From the CloudMQTT Instances page, click on the EdgeXData instance to get to the instance details.

_images/Export-CloudMQTTInstanceSelect.png

Find and click on the WEBSOCKET UI link in the navigation list on the left.

_images/Export-CloudMQTTWebSocketSelect.png

This will cause the Websocket screen to display and depending on the sensor data collection schedule, messages coming from EdgeX will probably already be displaying in the “Received Messages” area on the screen. Congratulations, you have successfully exported EdgeX data to a topic in the cloud!

_images/Export-CloudMQTTMessagesReceived.png

7.9.3.1.5.1. Change the Format Output

The content currently being exported is in JSON format. Some systems require the data to be in a different format. As an example, you can change the format to XML. In order to update the export registration to change the format sent to your CloudMQTT topic, you can issue a PUT request to registration URL ([host]:48071/api/v1/registration) to change the format for your client.

Specifically, send the following JSON in the body of the PUT request to change the registration from JSON to XML.

{“name”:”MyMQTTEndpoint”,”format”:”XML”}

The result of the update should be a “true” response to suggest a successful update.

_images/Export-CloudMQTTUpdateFormatXML.png
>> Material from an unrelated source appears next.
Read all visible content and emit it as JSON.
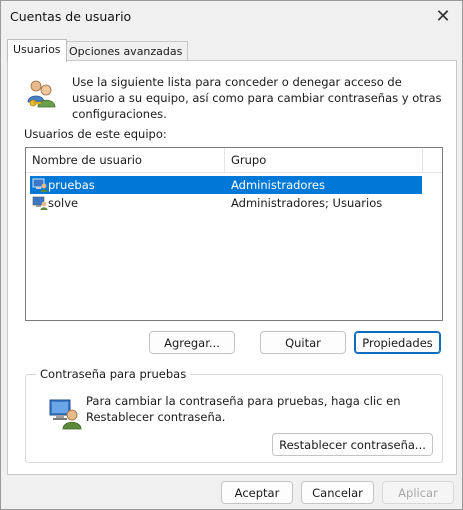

Return to the Websocket screen to see the data now being sent to your topic in XML format.

_images/Export-CloudMQTTMessagesReceivedXML.png